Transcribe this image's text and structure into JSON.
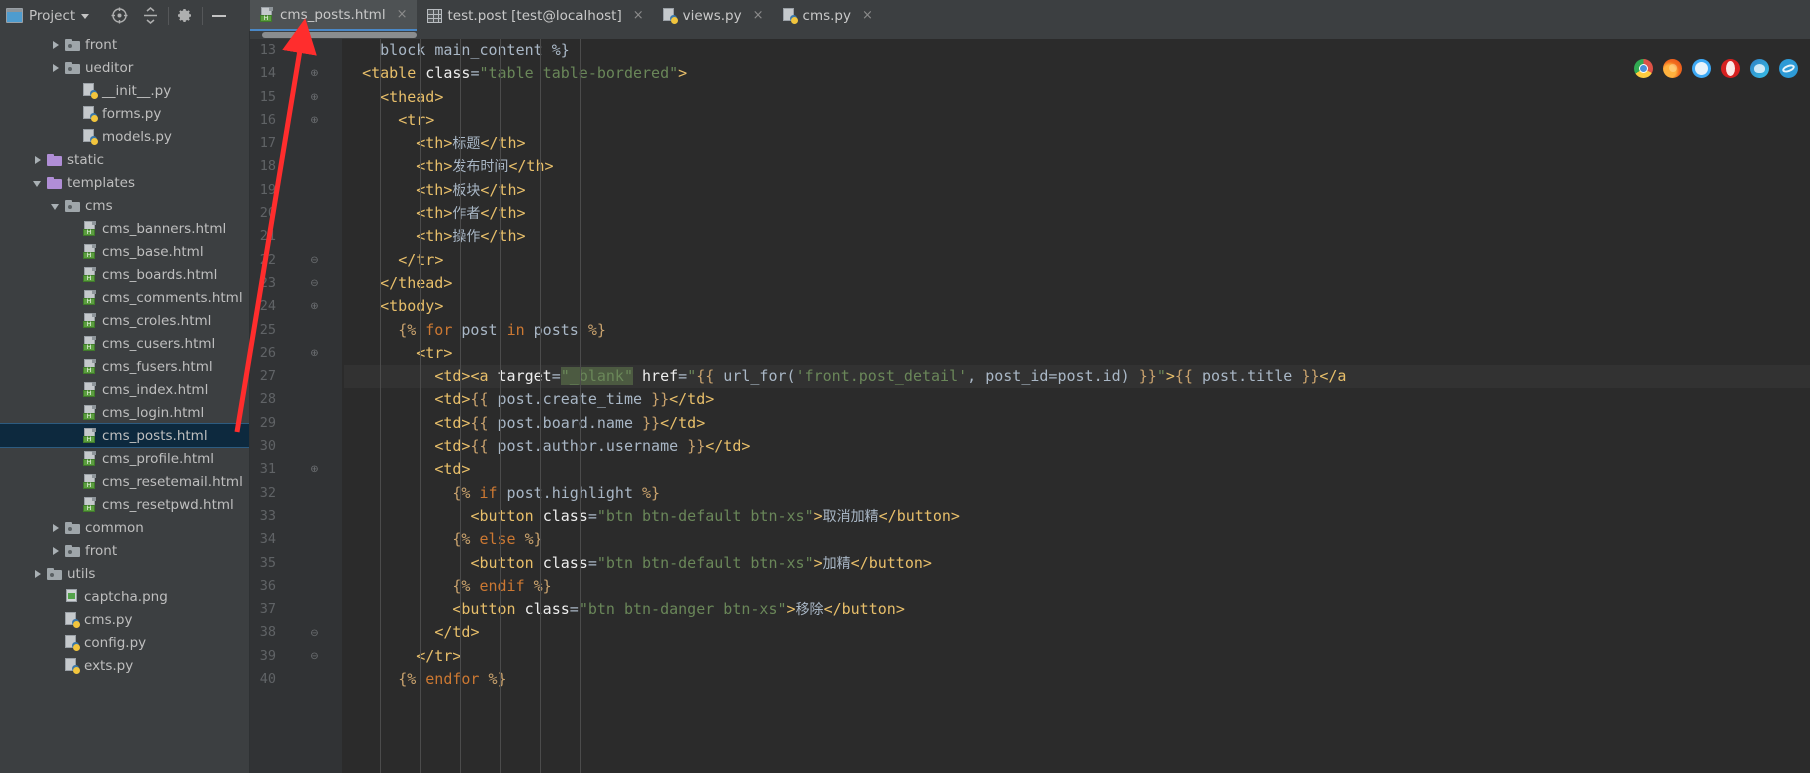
{
  "window": {
    "project_label": "Project",
    "toolbar_icons": [
      "target-icon",
      "collapse-all-icon",
      "settings-gear-icon",
      "minimize-icon"
    ]
  },
  "tabs": [
    {
      "label": "cms_posts.html",
      "icon": "html-file-icon",
      "active": true,
      "close": "×"
    },
    {
      "label": "test.post [test@localhost]",
      "icon": "database-table-icon",
      "active": false,
      "close": "×"
    },
    {
      "label": "views.py",
      "icon": "python-file-icon",
      "active": false,
      "close": "×"
    },
    {
      "label": "cms.py",
      "icon": "python-file-icon",
      "active": false,
      "close": "×"
    }
  ],
  "tree": [
    {
      "label": "front",
      "indent": 2,
      "arrow": "right",
      "icon": "folder-grey",
      "selected": false
    },
    {
      "label": "ueditor",
      "indent": 2,
      "arrow": "right",
      "icon": "folder-grey",
      "selected": false
    },
    {
      "label": "__init__.py",
      "indent": 3,
      "arrow": "none",
      "icon": "python-file",
      "selected": false
    },
    {
      "label": "forms.py",
      "indent": 3,
      "arrow": "none",
      "icon": "python-file",
      "selected": false
    },
    {
      "label": "models.py",
      "indent": 3,
      "arrow": "none",
      "icon": "python-file",
      "selected": false
    },
    {
      "label": "static",
      "indent": 1,
      "arrow": "right",
      "icon": "folder-purple",
      "selected": false
    },
    {
      "label": "templates",
      "indent": 1,
      "arrow": "down",
      "icon": "folder-purple",
      "selected": false
    },
    {
      "label": "cms",
      "indent": 2,
      "arrow": "down",
      "icon": "folder-grey",
      "selected": false
    },
    {
      "label": "cms_banners.html",
      "indent": 3,
      "arrow": "none",
      "icon": "html-file",
      "selected": false
    },
    {
      "label": "cms_base.html",
      "indent": 3,
      "arrow": "none",
      "icon": "html-file",
      "selected": false
    },
    {
      "label": "cms_boards.html",
      "indent": 3,
      "arrow": "none",
      "icon": "html-file",
      "selected": false
    },
    {
      "label": "cms_comments.html",
      "indent": 3,
      "arrow": "none",
      "icon": "html-file",
      "selected": false
    },
    {
      "label": "cms_croles.html",
      "indent": 3,
      "arrow": "none",
      "icon": "html-file",
      "selected": false
    },
    {
      "label": "cms_cusers.html",
      "indent": 3,
      "arrow": "none",
      "icon": "html-file",
      "selected": false
    },
    {
      "label": "cms_fusers.html",
      "indent": 3,
      "arrow": "none",
      "icon": "html-file",
      "selected": false
    },
    {
      "label": "cms_index.html",
      "indent": 3,
      "arrow": "none",
      "icon": "html-file",
      "selected": false
    },
    {
      "label": "cms_login.html",
      "indent": 3,
      "arrow": "none",
      "icon": "html-file",
      "selected": false
    },
    {
      "label": "cms_posts.html",
      "indent": 3,
      "arrow": "none",
      "icon": "html-file",
      "selected": true
    },
    {
      "label": "cms_profile.html",
      "indent": 3,
      "arrow": "none",
      "icon": "html-file",
      "selected": false
    },
    {
      "label": "cms_resetemail.html",
      "indent": 3,
      "arrow": "none",
      "icon": "html-file",
      "selected": false
    },
    {
      "label": "cms_resetpwd.html",
      "indent": 3,
      "arrow": "none",
      "icon": "html-file",
      "selected": false
    },
    {
      "label": "common",
      "indent": 2,
      "arrow": "right",
      "icon": "folder-grey",
      "selected": false
    },
    {
      "label": "front",
      "indent": 2,
      "arrow": "right",
      "icon": "folder-grey",
      "selected": false
    },
    {
      "label": "utils",
      "indent": 1,
      "arrow": "right",
      "icon": "folder-grey",
      "selected": false
    },
    {
      "label": "captcha.png",
      "indent": 2,
      "arrow": "none",
      "icon": "png-file",
      "selected": false
    },
    {
      "label": "cms.py",
      "indent": 2,
      "arrow": "none",
      "icon": "python-file",
      "selected": false
    },
    {
      "label": "config.py",
      "indent": 2,
      "arrow": "none",
      "icon": "python-file",
      "selected": false
    },
    {
      "label": "exts.py",
      "indent": 2,
      "arrow": "none",
      "icon": "python-file",
      "selected": false
    }
  ],
  "editor": {
    "current_line": 27,
    "first_line_number": 13,
    "lines": [
      {
        "n": 13,
        "fold": "",
        "indent": 0,
        "text": "block main_content %}"
      },
      {
        "n": 14,
        "fold": "+",
        "indent": 0,
        "text": "<table class=\"table table-bordered\">"
      },
      {
        "n": 15,
        "fold": "+",
        "indent": 0,
        "text": "<thead>"
      },
      {
        "n": 16,
        "fold": "+",
        "indent": 0,
        "text": "<tr>"
      },
      {
        "n": 17,
        "fold": "",
        "indent": 0,
        "text": "<th>标题</th>"
      },
      {
        "n": 18,
        "fold": "",
        "indent": 0,
        "text": "<th>发布时间</th>"
      },
      {
        "n": 19,
        "fold": "",
        "indent": 0,
        "text": "<th>板块</th>"
      },
      {
        "n": 20,
        "fold": "",
        "indent": 0,
        "text": "<th>作者</th>"
      },
      {
        "n": 21,
        "fold": "",
        "indent": 0,
        "text": "<th>操作</th>"
      },
      {
        "n": 22,
        "fold": "-",
        "indent": 0,
        "text": "</tr>"
      },
      {
        "n": 23,
        "fold": "-",
        "indent": 0,
        "text": "</thead>"
      },
      {
        "n": 24,
        "fold": "+",
        "indent": 0,
        "text": "<tbody>"
      },
      {
        "n": 25,
        "fold": "",
        "indent": 0,
        "text": "{% for post in posts %}"
      },
      {
        "n": 26,
        "fold": "+",
        "indent": 0,
        "text": "<tr>"
      },
      {
        "n": 27,
        "fold": "",
        "indent": 0,
        "text": "<td><a target=\"_blank\" href=\"{{ url_for('front.post_detail', post_id=post.id) }}\">{{ post.title }}</a"
      },
      {
        "n": 28,
        "fold": "",
        "indent": 0,
        "text": "<td>{{ post.create_time }}</td>"
      },
      {
        "n": 29,
        "fold": "",
        "indent": 0,
        "text": "<td>{{ post.board.name }}</td>"
      },
      {
        "n": 30,
        "fold": "",
        "indent": 0,
        "text": "<td>{{ post.author.username }}</td>"
      },
      {
        "n": 31,
        "fold": "+",
        "indent": 0,
        "text": "<td>"
      },
      {
        "n": 32,
        "fold": "",
        "indent": 0,
        "text": "{% if post.highlight %}"
      },
      {
        "n": 33,
        "fold": "",
        "indent": 0,
        "text": "<button class=\"btn btn-default btn-xs\">取消加精</button>"
      },
      {
        "n": 34,
        "fold": "",
        "indent": 0,
        "text": "{% else %}"
      },
      {
        "n": 35,
        "fold": "",
        "indent": 0,
        "text": "<button class=\"btn btn-default btn-xs\">加精</button>"
      },
      {
        "n": 36,
        "fold": "",
        "indent": 0,
        "text": "{% endif %}"
      },
      {
        "n": 37,
        "fold": "",
        "indent": 0,
        "text": "<button class=\"btn btn-danger btn-xs\">移除</button>"
      },
      {
        "n": 38,
        "fold": "-",
        "indent": 0,
        "text": "</td>"
      },
      {
        "n": 39,
        "fold": "-",
        "indent": 0,
        "text": "</tr>"
      },
      {
        "n": 40,
        "fold": "",
        "indent": 0,
        "text": "{% endfor %}"
      }
    ],
    "selected_text": "_blank",
    "browser_icons": [
      "chrome-icon",
      "firefox-icon",
      "safari-icon",
      "opera-icon",
      "edge-icon",
      "ie-icon"
    ]
  },
  "annotation": {
    "type": "red-arrow",
    "points_from": "cms_posts.html tree item",
    "points_to": "cms_posts.html editor tab",
    "color": "#ff2d2d"
  },
  "colors": {
    "background": "#3c3f41",
    "editor_bg": "#2b2b2b",
    "selection": "#0d293e",
    "active_tab": "#4e5254",
    "tag": "#e8bf6a",
    "string": "#6a8759",
    "keyword": "#cc7832",
    "text": "#a9b7c6"
  }
}
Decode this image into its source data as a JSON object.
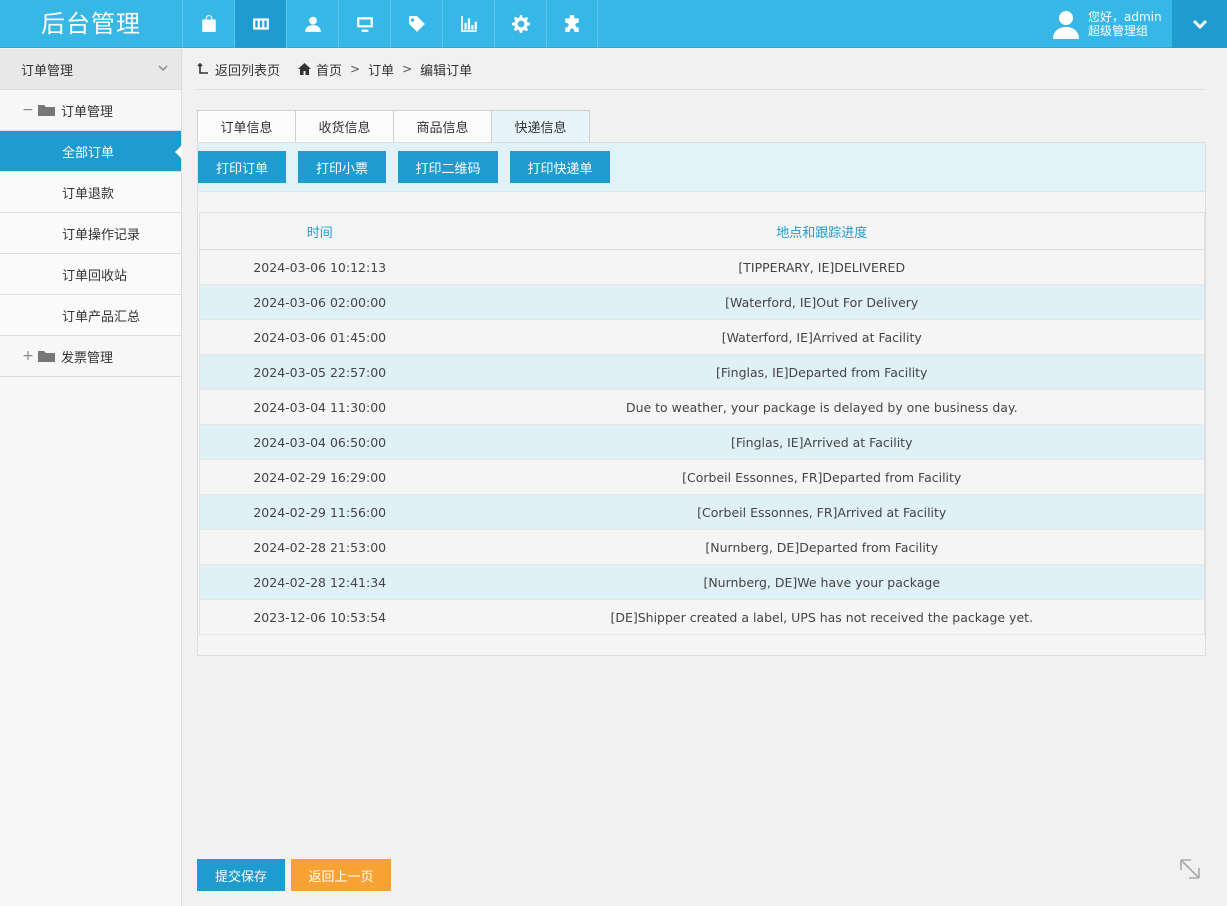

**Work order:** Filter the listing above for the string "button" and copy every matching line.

**Task answer:**
        "text": "<button class=\"btn btn-default btn-xs\">取消加精</button>"
        "text": "<button class=\"btn btn-default btn-xs\">加精</button>"
        "text": "<button class=\"btn btn-danger btn-xs\">移除</button>"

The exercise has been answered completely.